* _THE DATA_

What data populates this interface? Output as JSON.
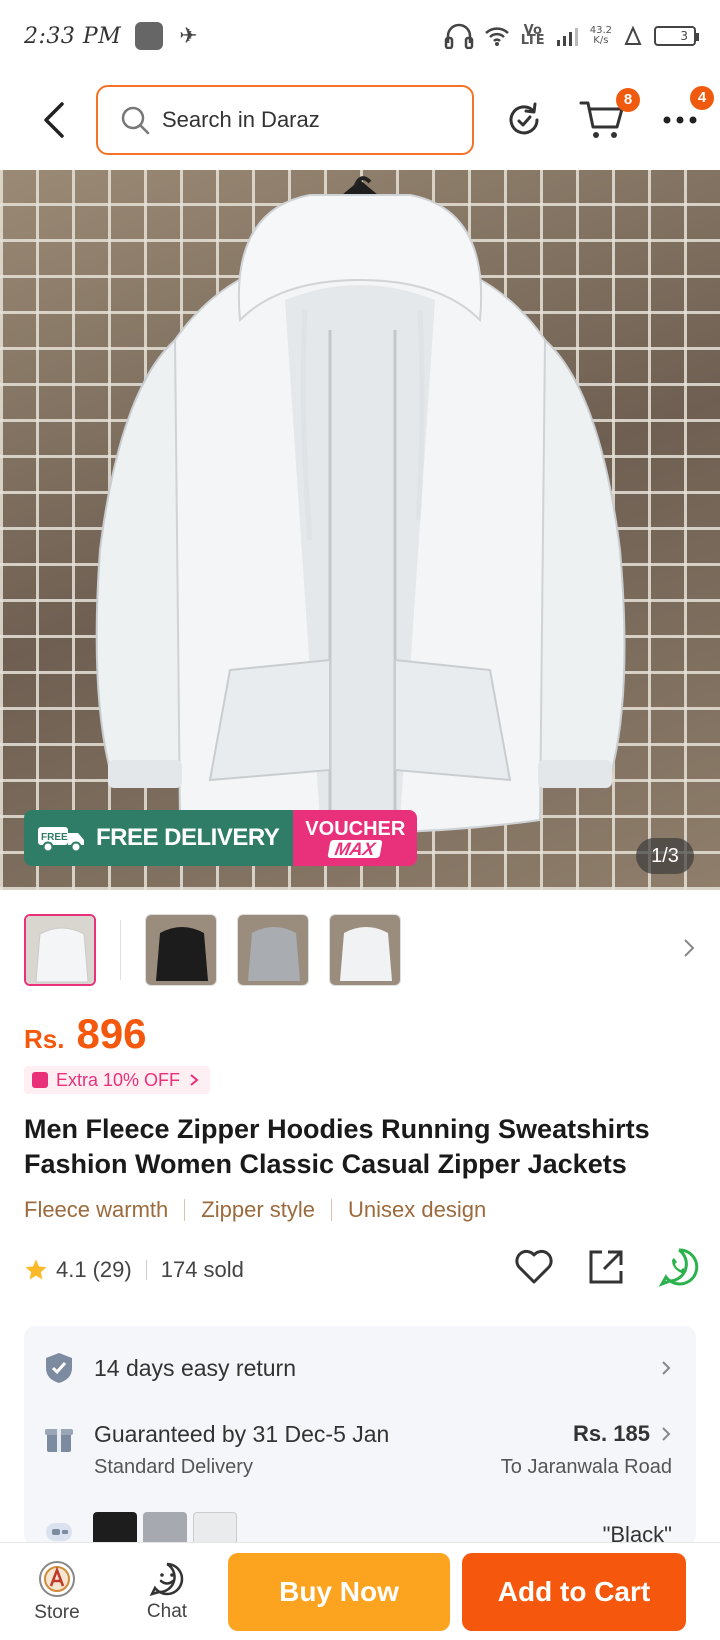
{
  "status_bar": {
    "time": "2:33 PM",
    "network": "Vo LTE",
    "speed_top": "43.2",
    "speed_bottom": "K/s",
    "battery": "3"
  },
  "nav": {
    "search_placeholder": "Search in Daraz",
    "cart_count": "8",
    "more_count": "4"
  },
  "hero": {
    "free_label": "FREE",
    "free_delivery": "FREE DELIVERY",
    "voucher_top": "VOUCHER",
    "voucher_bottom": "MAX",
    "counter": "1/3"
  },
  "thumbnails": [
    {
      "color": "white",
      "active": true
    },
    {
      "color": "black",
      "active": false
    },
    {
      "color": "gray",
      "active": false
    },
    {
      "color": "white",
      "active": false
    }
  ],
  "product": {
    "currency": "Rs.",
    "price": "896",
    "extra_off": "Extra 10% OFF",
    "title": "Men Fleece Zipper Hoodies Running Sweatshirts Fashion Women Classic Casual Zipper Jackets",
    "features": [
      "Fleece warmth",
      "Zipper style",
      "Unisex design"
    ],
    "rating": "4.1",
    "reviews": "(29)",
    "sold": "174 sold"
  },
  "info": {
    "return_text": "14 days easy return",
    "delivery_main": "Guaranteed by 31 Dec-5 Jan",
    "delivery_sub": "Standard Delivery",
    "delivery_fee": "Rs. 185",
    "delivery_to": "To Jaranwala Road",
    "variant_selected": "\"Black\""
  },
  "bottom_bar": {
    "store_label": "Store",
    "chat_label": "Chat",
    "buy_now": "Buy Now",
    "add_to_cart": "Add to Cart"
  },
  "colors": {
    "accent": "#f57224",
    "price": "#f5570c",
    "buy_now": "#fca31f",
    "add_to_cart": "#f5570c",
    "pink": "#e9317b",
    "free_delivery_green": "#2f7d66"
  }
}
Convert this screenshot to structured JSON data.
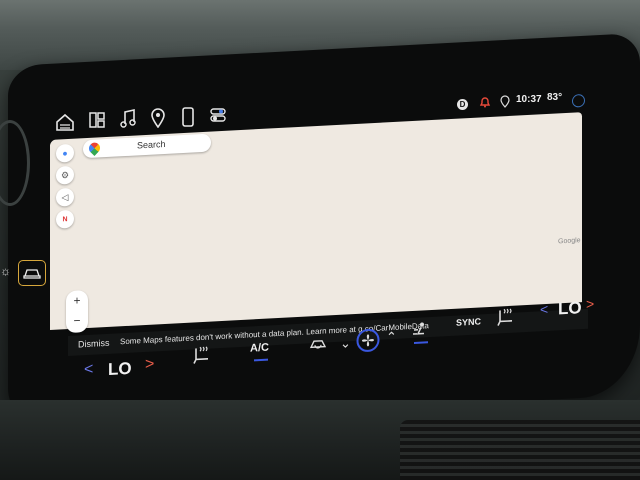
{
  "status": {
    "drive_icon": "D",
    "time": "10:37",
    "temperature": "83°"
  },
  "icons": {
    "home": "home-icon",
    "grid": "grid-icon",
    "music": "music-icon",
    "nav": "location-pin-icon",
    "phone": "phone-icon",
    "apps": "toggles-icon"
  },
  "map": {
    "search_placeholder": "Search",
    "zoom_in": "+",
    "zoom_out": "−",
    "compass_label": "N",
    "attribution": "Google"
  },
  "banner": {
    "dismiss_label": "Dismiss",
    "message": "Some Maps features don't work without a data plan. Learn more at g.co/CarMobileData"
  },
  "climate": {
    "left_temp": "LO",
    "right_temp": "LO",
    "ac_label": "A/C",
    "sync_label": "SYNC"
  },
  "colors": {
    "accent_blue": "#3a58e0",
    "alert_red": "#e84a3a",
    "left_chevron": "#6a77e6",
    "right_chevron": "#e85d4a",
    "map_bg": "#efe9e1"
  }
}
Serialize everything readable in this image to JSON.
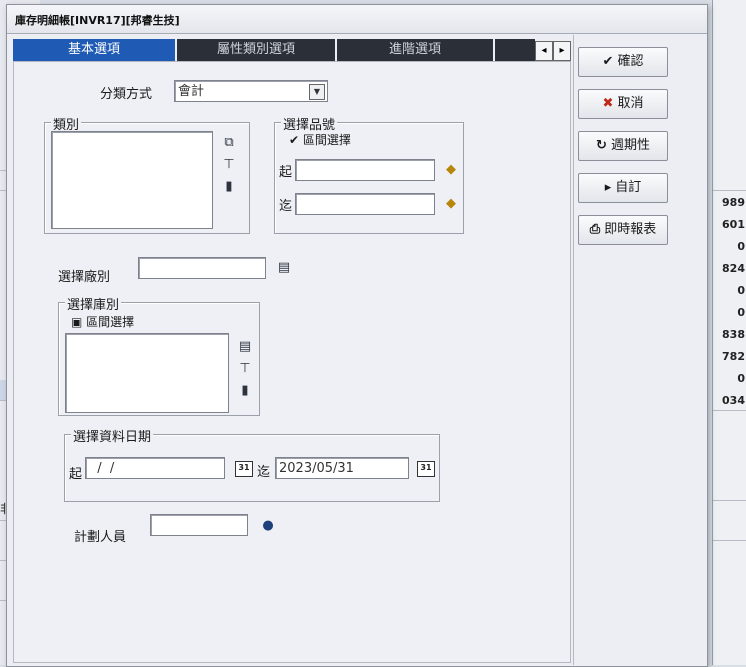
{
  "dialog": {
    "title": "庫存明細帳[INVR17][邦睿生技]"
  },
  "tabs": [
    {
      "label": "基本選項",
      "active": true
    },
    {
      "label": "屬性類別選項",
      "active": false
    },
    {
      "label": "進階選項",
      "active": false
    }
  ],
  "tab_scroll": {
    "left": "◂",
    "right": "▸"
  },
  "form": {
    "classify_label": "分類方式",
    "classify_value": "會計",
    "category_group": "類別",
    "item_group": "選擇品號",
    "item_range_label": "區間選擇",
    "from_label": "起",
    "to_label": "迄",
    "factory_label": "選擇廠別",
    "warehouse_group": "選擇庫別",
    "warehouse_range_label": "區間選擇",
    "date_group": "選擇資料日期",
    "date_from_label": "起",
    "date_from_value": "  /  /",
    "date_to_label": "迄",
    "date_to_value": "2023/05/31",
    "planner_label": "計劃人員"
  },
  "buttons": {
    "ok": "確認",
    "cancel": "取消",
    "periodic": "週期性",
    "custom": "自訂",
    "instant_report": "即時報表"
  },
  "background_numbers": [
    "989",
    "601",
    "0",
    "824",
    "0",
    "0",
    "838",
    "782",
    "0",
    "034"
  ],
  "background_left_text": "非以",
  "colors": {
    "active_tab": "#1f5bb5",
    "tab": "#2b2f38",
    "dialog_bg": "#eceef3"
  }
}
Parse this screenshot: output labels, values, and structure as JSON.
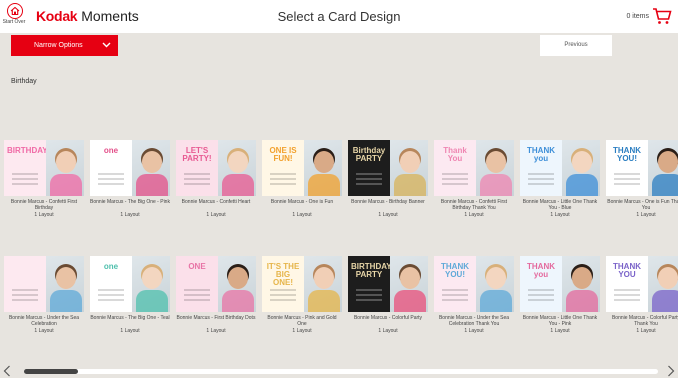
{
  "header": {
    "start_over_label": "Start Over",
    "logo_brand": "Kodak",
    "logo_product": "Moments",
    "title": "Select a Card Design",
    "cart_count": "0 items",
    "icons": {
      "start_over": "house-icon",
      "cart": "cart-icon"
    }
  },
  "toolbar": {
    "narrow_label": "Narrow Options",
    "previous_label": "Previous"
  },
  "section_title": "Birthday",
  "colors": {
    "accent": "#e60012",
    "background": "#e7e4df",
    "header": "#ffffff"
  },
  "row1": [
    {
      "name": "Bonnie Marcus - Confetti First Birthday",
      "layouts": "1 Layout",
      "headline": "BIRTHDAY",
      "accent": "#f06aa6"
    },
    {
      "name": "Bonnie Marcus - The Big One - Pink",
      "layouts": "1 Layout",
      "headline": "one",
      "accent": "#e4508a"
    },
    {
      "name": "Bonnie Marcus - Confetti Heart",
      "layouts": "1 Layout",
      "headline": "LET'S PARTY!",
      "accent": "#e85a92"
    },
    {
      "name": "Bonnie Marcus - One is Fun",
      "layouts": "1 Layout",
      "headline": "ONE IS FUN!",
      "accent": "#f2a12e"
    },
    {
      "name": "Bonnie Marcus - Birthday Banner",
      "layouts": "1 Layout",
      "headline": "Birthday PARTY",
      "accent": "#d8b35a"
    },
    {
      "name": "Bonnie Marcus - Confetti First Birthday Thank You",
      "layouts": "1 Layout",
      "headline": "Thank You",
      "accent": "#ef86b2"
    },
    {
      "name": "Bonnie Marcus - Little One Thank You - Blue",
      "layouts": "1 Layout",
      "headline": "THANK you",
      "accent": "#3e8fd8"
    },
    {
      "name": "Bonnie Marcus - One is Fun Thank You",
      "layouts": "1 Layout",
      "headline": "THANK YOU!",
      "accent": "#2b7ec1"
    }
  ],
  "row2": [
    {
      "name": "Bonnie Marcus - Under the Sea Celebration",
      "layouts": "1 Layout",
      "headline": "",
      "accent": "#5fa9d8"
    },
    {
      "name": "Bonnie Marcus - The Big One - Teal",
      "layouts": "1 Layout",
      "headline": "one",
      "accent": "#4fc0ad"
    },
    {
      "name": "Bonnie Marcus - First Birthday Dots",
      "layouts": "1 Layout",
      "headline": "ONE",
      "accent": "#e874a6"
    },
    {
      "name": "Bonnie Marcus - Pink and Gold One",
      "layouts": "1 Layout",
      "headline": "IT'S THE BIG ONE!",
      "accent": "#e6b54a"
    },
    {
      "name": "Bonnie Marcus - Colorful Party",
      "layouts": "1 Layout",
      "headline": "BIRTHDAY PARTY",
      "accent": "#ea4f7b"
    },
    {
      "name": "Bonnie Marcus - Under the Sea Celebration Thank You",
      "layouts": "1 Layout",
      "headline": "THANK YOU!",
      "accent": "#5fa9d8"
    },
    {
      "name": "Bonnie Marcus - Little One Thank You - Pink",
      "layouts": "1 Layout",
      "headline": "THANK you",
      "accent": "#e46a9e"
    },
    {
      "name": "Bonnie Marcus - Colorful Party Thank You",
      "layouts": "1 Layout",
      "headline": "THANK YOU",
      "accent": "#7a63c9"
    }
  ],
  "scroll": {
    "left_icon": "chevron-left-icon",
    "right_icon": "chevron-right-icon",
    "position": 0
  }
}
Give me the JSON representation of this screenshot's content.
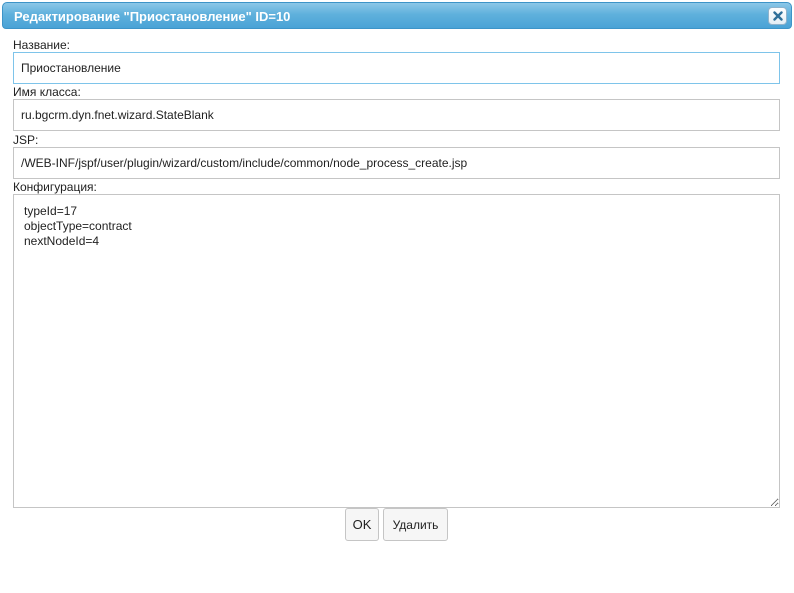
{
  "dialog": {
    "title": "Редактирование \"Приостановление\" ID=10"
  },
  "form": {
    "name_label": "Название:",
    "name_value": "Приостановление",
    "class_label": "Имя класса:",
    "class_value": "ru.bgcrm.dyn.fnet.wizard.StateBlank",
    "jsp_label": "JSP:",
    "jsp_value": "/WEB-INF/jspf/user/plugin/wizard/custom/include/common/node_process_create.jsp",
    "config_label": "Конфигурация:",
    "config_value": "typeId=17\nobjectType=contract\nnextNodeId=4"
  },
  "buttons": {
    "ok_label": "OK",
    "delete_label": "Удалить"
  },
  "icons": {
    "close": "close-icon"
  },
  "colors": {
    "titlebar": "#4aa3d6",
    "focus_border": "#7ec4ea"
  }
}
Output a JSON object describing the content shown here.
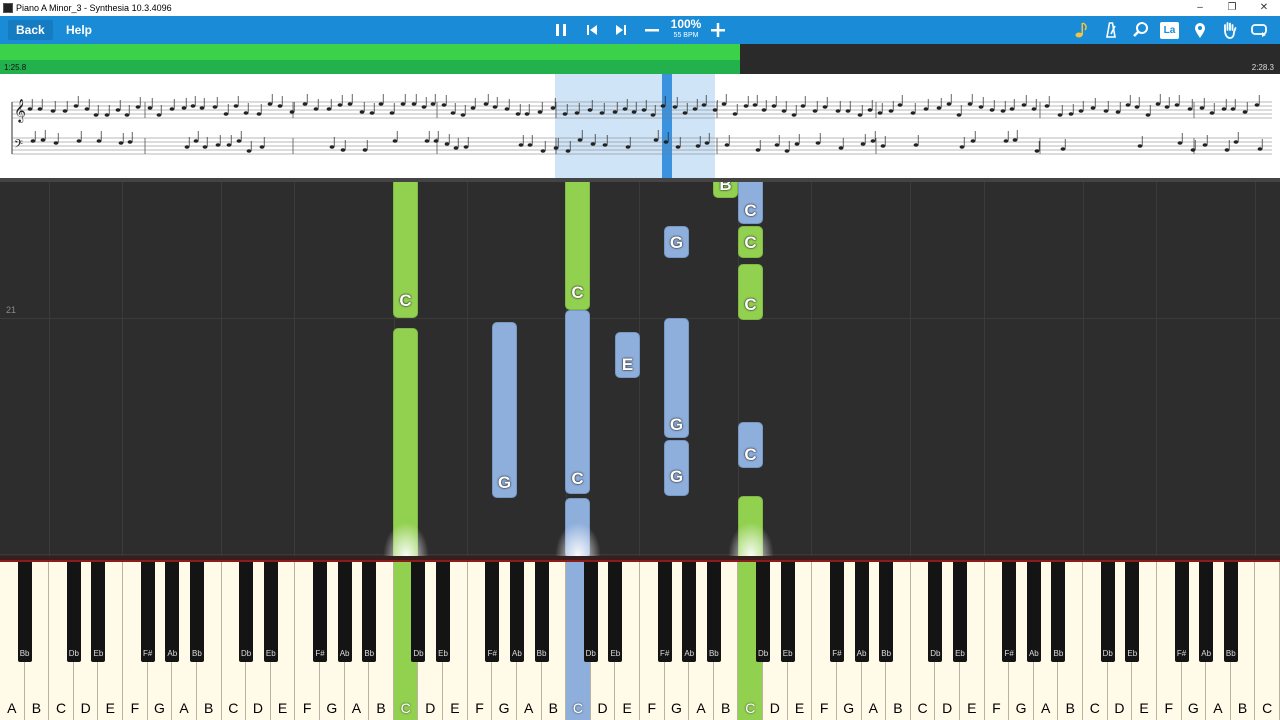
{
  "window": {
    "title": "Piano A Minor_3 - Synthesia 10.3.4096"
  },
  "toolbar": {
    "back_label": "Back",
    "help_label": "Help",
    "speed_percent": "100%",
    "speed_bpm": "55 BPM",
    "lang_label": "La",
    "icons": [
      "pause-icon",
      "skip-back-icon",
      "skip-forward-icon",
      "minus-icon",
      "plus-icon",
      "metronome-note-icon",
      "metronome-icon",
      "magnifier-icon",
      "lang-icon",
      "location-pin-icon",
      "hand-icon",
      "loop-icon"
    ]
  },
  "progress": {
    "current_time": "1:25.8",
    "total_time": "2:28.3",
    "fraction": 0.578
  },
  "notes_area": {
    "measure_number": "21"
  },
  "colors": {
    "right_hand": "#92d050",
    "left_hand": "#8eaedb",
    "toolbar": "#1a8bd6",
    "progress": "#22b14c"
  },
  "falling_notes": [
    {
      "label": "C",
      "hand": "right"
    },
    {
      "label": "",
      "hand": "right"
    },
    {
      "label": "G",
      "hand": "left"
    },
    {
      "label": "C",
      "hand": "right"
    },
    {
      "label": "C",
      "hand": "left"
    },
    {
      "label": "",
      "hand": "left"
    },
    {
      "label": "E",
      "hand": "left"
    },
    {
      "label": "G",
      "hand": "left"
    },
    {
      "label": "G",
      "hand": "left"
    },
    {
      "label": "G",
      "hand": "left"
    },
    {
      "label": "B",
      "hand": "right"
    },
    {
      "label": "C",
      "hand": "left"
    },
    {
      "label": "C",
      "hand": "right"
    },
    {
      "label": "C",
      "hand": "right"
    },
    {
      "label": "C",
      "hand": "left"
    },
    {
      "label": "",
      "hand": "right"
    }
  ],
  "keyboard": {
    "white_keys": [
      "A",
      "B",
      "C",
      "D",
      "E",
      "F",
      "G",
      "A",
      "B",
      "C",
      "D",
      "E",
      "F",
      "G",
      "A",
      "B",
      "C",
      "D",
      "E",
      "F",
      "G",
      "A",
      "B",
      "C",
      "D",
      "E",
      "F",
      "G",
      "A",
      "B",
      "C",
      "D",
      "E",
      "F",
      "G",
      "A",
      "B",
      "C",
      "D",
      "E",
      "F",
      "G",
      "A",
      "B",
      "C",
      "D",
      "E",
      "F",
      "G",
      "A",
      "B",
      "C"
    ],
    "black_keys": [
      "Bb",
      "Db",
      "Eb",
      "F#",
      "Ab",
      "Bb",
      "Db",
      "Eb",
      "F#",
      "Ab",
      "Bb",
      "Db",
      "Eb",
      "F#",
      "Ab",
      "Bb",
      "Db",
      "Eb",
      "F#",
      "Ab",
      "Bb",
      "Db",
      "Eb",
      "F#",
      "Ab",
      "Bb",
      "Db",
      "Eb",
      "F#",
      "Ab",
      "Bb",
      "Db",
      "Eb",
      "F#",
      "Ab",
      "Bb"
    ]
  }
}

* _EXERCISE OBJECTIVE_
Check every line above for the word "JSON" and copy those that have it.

* _FINISHED EXERCISE_
What data populates this interface? Output as JSON.
Convert this screenshot to structured JSON data.
Serialize everything readable in this image to JSON.
Parse this screenshot: output labels, values, and structure as JSON.
Give me the JSON representation of this screenshot's content.
Output a JSON object describing the content shown here.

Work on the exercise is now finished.